By the way, Infinite Crisis as comic art looks bad. There were three very fine artists coupled with veteran inkers on the book and some top notch colorists-- but I have to say it looks bad. The artists are not to balme--- poor (or non existent) art direction is, for DC editorial to have such a supposed landmark event represented as such boggles the mind.

Over in The Ultimates, things are looking up, and it's proof that while I loathe to admit it, Marvel is on more of a hip swing than DC. Even though I derided last issue of being rote destruction for destruction's sake, this issue things get personal. The confrontation between Tony Stark and Natasha plays out really well, just when you thought an emasculated Iron Man had been dealt his last card, out comes the ace. Hawkeye's escape is also keen. The best bit is at the end, where a defeated Captain America makes ready for some major payback. Even though the event could be seen from miles away, the execution is still damn cool, and that's what makes a good book.

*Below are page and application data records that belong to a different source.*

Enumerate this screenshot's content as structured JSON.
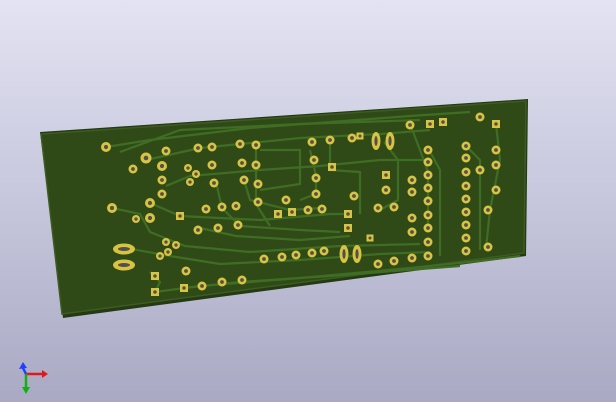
{
  "viewer": {
    "background_top": "#e3e3f2",
    "background_bottom": "#a9a9c3"
  },
  "board": {
    "soldermask_color": "#2f4a17",
    "edge_color": "#3c5c22",
    "track_color": "#3f6d24",
    "pad_color": "#d8c440",
    "pad_highlight": "#f5e46a",
    "hole_color": "#505050"
  },
  "axes_gizmo": {
    "x_axis_color": "#e01818",
    "y_axis_color": "#10b010",
    "z_axis_color": "#2040ff",
    "icon": "xyz-axes-icon"
  }
}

The difference between Crisis/Ultimates and DC/Marvel can be best described by two lines from the respective books. Somehow the big tag line of Earth 2 Superman's "You killed my wife!" pales when compared to a bloodied Captain America's warning, "Get the hell away from my girlfriend."